To be clear, I am not trying to answer the question “What must a person believe in order to be saved?” For one thing, I think that the question often holds some questionable assumptions about salvation. For example, it seems to assume that faith and belief are strictly synonymous: that is, in order for a person to be “saved” they must mentally assent to certain true propositions about God. Although faith includes belief, it cannot be reduced to believing true things about God. The demons believe, and shudder (Jas. 2:19): that is to say, they probably have their theology (in the thin sense) more sorted out than most of us. So faith includes true beliefs, but is not reducible to those true beliefs; faith does not merely mentally assent to God’s existence, but also obeys Him and trusts Him. (Heb. 11; whole chapter, esp. v. 6)

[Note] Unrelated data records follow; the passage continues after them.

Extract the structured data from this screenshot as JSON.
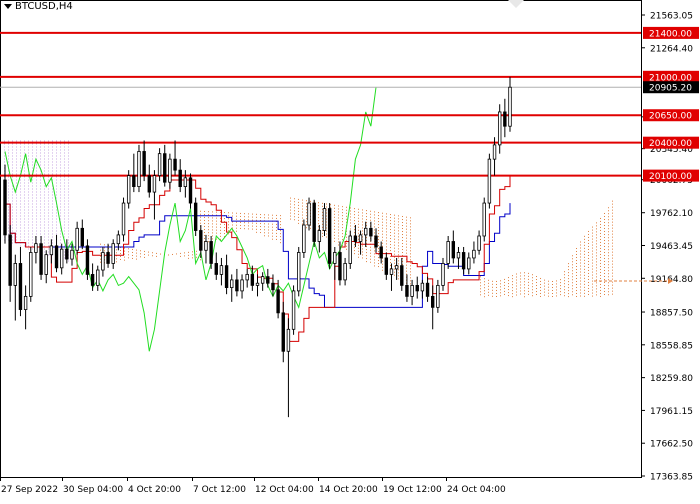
{
  "chart_data": {
    "type": "candlestick",
    "symbol": "BTCUSD,H4",
    "y_axis": {
      "ticks": [
        21563.05,
        21264.4,
        20635.4,
        20345.4,
        20062.75,
        19762.1,
        19463.45,
        19164.8,
        18857.5,
        18558.85,
        18259.8,
        17961.15,
        17662.5,
        17363.85
      ],
      "tick_labels": [
        "21563.05",
        "21264.40",
        "20635.40",
        "20345.40",
        "20062.75",
        "19762.10",
        "19463.45",
        "19164.80",
        "18857.50",
        "18558.85",
        "18259.80",
        "17961.15",
        "17662.50",
        "17363.85"
      ],
      "ylim": [
        17363.85,
        21563.05
      ]
    },
    "x_axis": {
      "tick_labels": [
        "27 Sep 2022",
        "30 Sep 04:00",
        "4 Oct 20:00",
        "7 Oct 12:00",
        "12 Oct 04:00",
        "14 Oct 20:00",
        "19 Oct 12:00",
        "24 Oct 04:00"
      ]
    },
    "horizontal_levels": [
      {
        "value": 21400.0,
        "label": "21400.00",
        "color": "#e00000"
      },
      {
        "value": 21000.0,
        "label": "21000.00",
        "color": "#e00000"
      },
      {
        "value": 20650.0,
        "label": "20650.00",
        "color": "#e00000"
      },
      {
        "value": 20400.0,
        "label": "20400.00",
        "color": "#e00000"
      },
      {
        "value": 20100.0,
        "label": "20100.00",
        "color": "#e00000"
      }
    ],
    "current_price": {
      "value": 20905.2,
      "label": "20905.20"
    },
    "indicators": {
      "tenkan_color": "#d40000",
      "kijun_color": "#0000c8",
      "chikou_color": "#22dd22",
      "cloud_color": "#e08040",
      "cloud_alt_color": "#c8a8e0"
    },
    "candles": [
      {
        "o": 20060,
        "h": 20200,
        "l": 19480,
        "c": 19560
      },
      {
        "o": 19560,
        "h": 19650,
        "l": 18950,
        "c": 19100
      },
      {
        "o": 19100,
        "h": 19380,
        "l": 18780,
        "c": 19300
      },
      {
        "o": 19300,
        "h": 19450,
        "l": 18820,
        "c": 18880
      },
      {
        "o": 18880,
        "h": 19100,
        "l": 18700,
        "c": 19000
      },
      {
        "o": 19000,
        "h": 19450,
        "l": 18950,
        "c": 19400
      },
      {
        "o": 19400,
        "h": 19550,
        "l": 19300,
        "c": 19480
      },
      {
        "o": 19480,
        "h": 19550,
        "l": 19150,
        "c": 19200
      },
      {
        "o": 19200,
        "h": 19420,
        "l": 19120,
        "c": 19380
      },
      {
        "o": 19380,
        "h": 19520,
        "l": 19300,
        "c": 19460
      },
      {
        "o": 19460,
        "h": 19560,
        "l": 19220,
        "c": 19260
      },
      {
        "o": 19260,
        "h": 19480,
        "l": 19200,
        "c": 19430
      },
      {
        "o": 19430,
        "h": 19520,
        "l": 19300,
        "c": 19340
      },
      {
        "o": 19340,
        "h": 19480,
        "l": 19280,
        "c": 19420
      },
      {
        "o": 19420,
        "h": 19680,
        "l": 19380,
        "c": 19620
      },
      {
        "o": 19620,
        "h": 19700,
        "l": 19430,
        "c": 19460
      },
      {
        "o": 19460,
        "h": 19520,
        "l": 19150,
        "c": 19200
      },
      {
        "o": 19200,
        "h": 19300,
        "l": 19050,
        "c": 19100
      },
      {
        "o": 19100,
        "h": 19280,
        "l": 19050,
        "c": 19240
      },
      {
        "o": 19240,
        "h": 19450,
        "l": 19180,
        "c": 19400
      },
      {
        "o": 19400,
        "h": 19480,
        "l": 19260,
        "c": 19300
      },
      {
        "o": 19300,
        "h": 19520,
        "l": 19250,
        "c": 19480
      },
      {
        "o": 19480,
        "h": 19600,
        "l": 19420,
        "c": 19560
      },
      {
        "o": 19560,
        "h": 19900,
        "l": 19500,
        "c": 19850
      },
      {
        "o": 19850,
        "h": 20150,
        "l": 19800,
        "c": 20100
      },
      {
        "o": 20100,
        "h": 20300,
        "l": 19950,
        "c": 20000
      },
      {
        "o": 20000,
        "h": 20380,
        "l": 19950,
        "c": 20320
      },
      {
        "o": 20320,
        "h": 20420,
        "l": 20050,
        "c": 20100
      },
      {
        "o": 20100,
        "h": 20200,
        "l": 19900,
        "c": 19950
      },
      {
        "o": 19950,
        "h": 20150,
        "l": 19700,
        "c": 20100
      },
      {
        "o": 20100,
        "h": 20350,
        "l": 20050,
        "c": 20300
      },
      {
        "o": 20300,
        "h": 20380,
        "l": 20000,
        "c": 20040
      },
      {
        "o": 20040,
        "h": 20300,
        "l": 19980,
        "c": 20250
      },
      {
        "o": 20250,
        "h": 20420,
        "l": 20100,
        "c": 20150
      },
      {
        "o": 20150,
        "h": 20250,
        "l": 19950,
        "c": 20000
      },
      {
        "o": 20000,
        "h": 20150,
        "l": 19900,
        "c": 20080
      },
      {
        "o": 20080,
        "h": 20120,
        "l": 19800,
        "c": 19850
      },
      {
        "o": 19850,
        "h": 19900,
        "l": 19550,
        "c": 19600
      },
      {
        "o": 19600,
        "h": 19650,
        "l": 19350,
        "c": 19420
      },
      {
        "o": 19420,
        "h": 19560,
        "l": 19300,
        "c": 19500
      },
      {
        "o": 19500,
        "h": 19550,
        "l": 19250,
        "c": 19300
      },
      {
        "o": 19300,
        "h": 19400,
        "l": 19150,
        "c": 19200
      },
      {
        "o": 19200,
        "h": 19350,
        "l": 19100,
        "c": 19280
      },
      {
        "o": 19280,
        "h": 19380,
        "l": 19020,
        "c": 19080
      },
      {
        "o": 19080,
        "h": 19200,
        "l": 18950,
        "c": 19150
      },
      {
        "o": 19150,
        "h": 19250,
        "l": 19000,
        "c": 19050
      },
      {
        "o": 19050,
        "h": 19200,
        "l": 18980,
        "c": 19150
      },
      {
        "o": 19150,
        "h": 19250,
        "l": 19080,
        "c": 19200
      },
      {
        "o": 19200,
        "h": 19280,
        "l": 19050,
        "c": 19100
      },
      {
        "o": 19100,
        "h": 19200,
        "l": 19000,
        "c": 19120
      },
      {
        "o": 19120,
        "h": 19220,
        "l": 19050,
        "c": 19180
      },
      {
        "o": 19180,
        "h": 19250,
        "l": 19080,
        "c": 19120
      },
      {
        "o": 19120,
        "h": 19200,
        "l": 19000,
        "c": 19060
      },
      {
        "o": 19060,
        "h": 19150,
        "l": 18800,
        "c": 18850
      },
      {
        "o": 18850,
        "h": 18950,
        "l": 18400,
        "c": 18500
      },
      {
        "o": 18500,
        "h": 18800,
        "l": 17900,
        "c": 18700
      },
      {
        "o": 18700,
        "h": 19100,
        "l": 18650,
        "c": 19050
      },
      {
        "o": 19050,
        "h": 19450,
        "l": 19000,
        "c": 19400
      },
      {
        "o": 19400,
        "h": 19700,
        "l": 19350,
        "c": 19650
      },
      {
        "o": 19650,
        "h": 19900,
        "l": 19600,
        "c": 19850
      },
      {
        "o": 19850,
        "h": 19880,
        "l": 19450,
        "c": 19500
      },
      {
        "o": 19500,
        "h": 19650,
        "l": 19400,
        "c": 19600
      },
      {
        "o": 19600,
        "h": 19850,
        "l": 19550,
        "c": 19800
      },
      {
        "o": 19800,
        "h": 19850,
        "l": 19250,
        "c": 19300
      },
      {
        "o": 19300,
        "h": 19450,
        "l": 19150,
        "c": 19400
      },
      {
        "o": 19400,
        "h": 19500,
        "l": 19100,
        "c": 19150
      },
      {
        "o": 19150,
        "h": 19350,
        "l": 19100,
        "c": 19300
      },
      {
        "o": 19300,
        "h": 19600,
        "l": 19250,
        "c": 19550
      },
      {
        "o": 19550,
        "h": 19650,
        "l": 19450,
        "c": 19500
      },
      {
        "o": 19500,
        "h": 19600,
        "l": 19380,
        "c": 19560
      },
      {
        "o": 19560,
        "h": 19680,
        "l": 19450,
        "c": 19620
      },
      {
        "o": 19620,
        "h": 19680,
        "l": 19500,
        "c": 19550
      },
      {
        "o": 19550,
        "h": 19620,
        "l": 19400,
        "c": 19450
      },
      {
        "o": 19450,
        "h": 19500,
        "l": 19300,
        "c": 19350
      },
      {
        "o": 19350,
        "h": 19400,
        "l": 19150,
        "c": 19200
      },
      {
        "o": 19200,
        "h": 19300,
        "l": 19050,
        "c": 19250
      },
      {
        "o": 19250,
        "h": 19350,
        "l": 19150,
        "c": 19280
      },
      {
        "o": 19280,
        "h": 19350,
        "l": 19050,
        "c": 19100
      },
      {
        "o": 19100,
        "h": 19200,
        "l": 18950,
        "c": 19000
      },
      {
        "o": 19000,
        "h": 19150,
        "l": 18920,
        "c": 19100
      },
      {
        "o": 19100,
        "h": 19180,
        "l": 18980,
        "c": 19050
      },
      {
        "o": 19050,
        "h": 19150,
        "l": 18980,
        "c": 19120
      },
      {
        "o": 19120,
        "h": 19180,
        "l": 18950,
        "c": 19000
      },
      {
        "o": 19000,
        "h": 19100,
        "l": 18700,
        "c": 18900
      },
      {
        "o": 18900,
        "h": 19150,
        "l": 18850,
        "c": 19100
      },
      {
        "o": 19100,
        "h": 19350,
        "l": 19050,
        "c": 19300
      },
      {
        "o": 19300,
        "h": 19550,
        "l": 19250,
        "c": 19500
      },
      {
        "o": 19500,
        "h": 19600,
        "l": 19300,
        "c": 19350
      },
      {
        "o": 19350,
        "h": 19450,
        "l": 19250,
        "c": 19400
      },
      {
        "o": 19400,
        "h": 19450,
        "l": 19200,
        "c": 19250
      },
      {
        "o": 19250,
        "h": 19400,
        "l": 19200,
        "c": 19350
      },
      {
        "o": 19350,
        "h": 19500,
        "l": 19300,
        "c": 19420
      },
      {
        "o": 19420,
        "h": 19600,
        "l": 19380,
        "c": 19550
      },
      {
        "o": 19550,
        "h": 19900,
        "l": 19500,
        "c": 19850
      },
      {
        "o": 19850,
        "h": 20300,
        "l": 19800,
        "c": 20250
      },
      {
        "o": 20250,
        "h": 20450,
        "l": 20100,
        "c": 20380
      },
      {
        "o": 20380,
        "h": 20750,
        "l": 20300,
        "c": 20680
      },
      {
        "o": 20680,
        "h": 20800,
        "l": 20450,
        "c": 20550
      },
      {
        "o": 20550,
        "h": 21000,
        "l": 20500,
        "c": 20905
      }
    ]
  }
}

There are a few things I would like to accomplish with this series: the first is to nail down my current understanding on the issue. Over the past three or four months the topic has been raised in innumerable contexts, and how we answer it will hold important implications for how we understand our own faith, the nature of the Church, and how we interact with other believers and those outside the faith. The second is in hope to be of benefit to you, my reader, by bringing some clarity to the question—and more than anything, to encourage thought and dialogue about it. The third goal is to draw attention to the enormously important and often overlooked realities of probability and certainty, and how they relate to Christian beliefs and practices.

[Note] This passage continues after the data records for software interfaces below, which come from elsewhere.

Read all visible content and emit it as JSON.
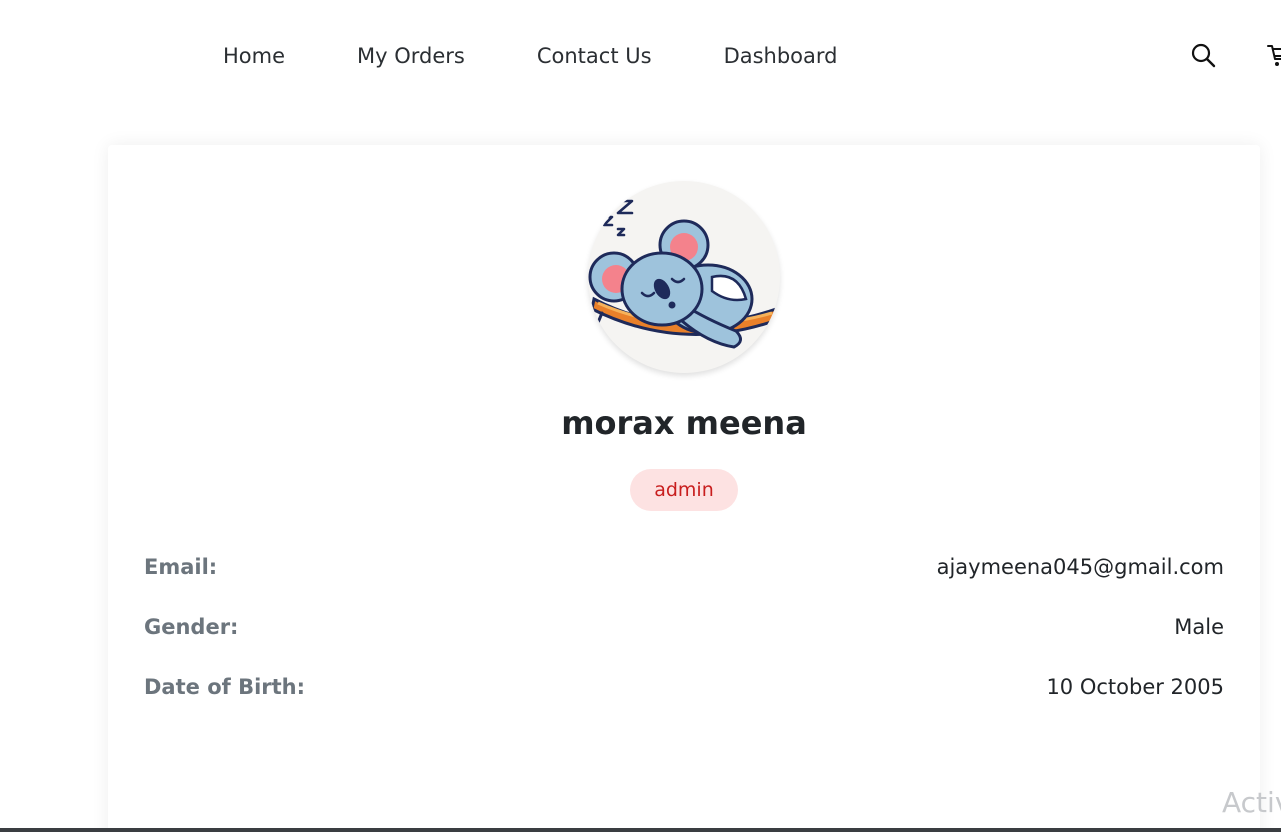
{
  "nav": {
    "links": [
      {
        "label": "Home"
      },
      {
        "label": "My Orders"
      },
      {
        "label": "Contact Us"
      },
      {
        "label": "Dashboard"
      }
    ],
    "search_icon": "search-icon",
    "cart_icon": "cart-icon"
  },
  "profile": {
    "avatar_icon": "koala-avatar",
    "name": "morax meena",
    "role": "admin",
    "fields": [
      {
        "label": "Email:",
        "value": "ajaymeena045@gmail.com"
      },
      {
        "label": "Gender:",
        "value": "Male"
      },
      {
        "label": "Date of Birth:",
        "value": "10 October 2005"
      }
    ]
  },
  "watermark": "Activ",
  "colors": {
    "badge_bg": "#fde2e2",
    "badge_text": "#c81e1e",
    "label_gray": "#6c757d",
    "text_dark": "#212529"
  }
}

Orthodoxy is a perilous thing. It is perilous because it means taking a stand. It is perilous because it means excluding something. As Chesterton points out, it is the heresies that are tame: tame because they are conventional, because they promise respectability if we but hand over the keys to the kingdom. All of the great heresies—Marcionism, Arianism, Gnosticism, Docetism—were invitations to exchange essential beliefs of the Christian faith with notions which were more suitable to contemporary audiences. The peril of Orthodoxy is in holding fast to what is essential, and if we are to do this we must first recognize what the essential is.
Of course, we are not told that Athanasius bellowed out that he was “contra mundum!” but I have always imagined it this way; it’s the type of statement that demands to be bellowed.
This remark was made sarcastically by the pagan Ammanius Marcellinus. Philip Schaff and David Schley Schaff,History of the Christian Church
, vol. 3 (Grand Rapids, MI: Eerdmans, 1908), 632.
Jerome, Dialogue Against the Luciferians,
§ 19. “ingemuit totus orbis et Arianum se esse miratus est.”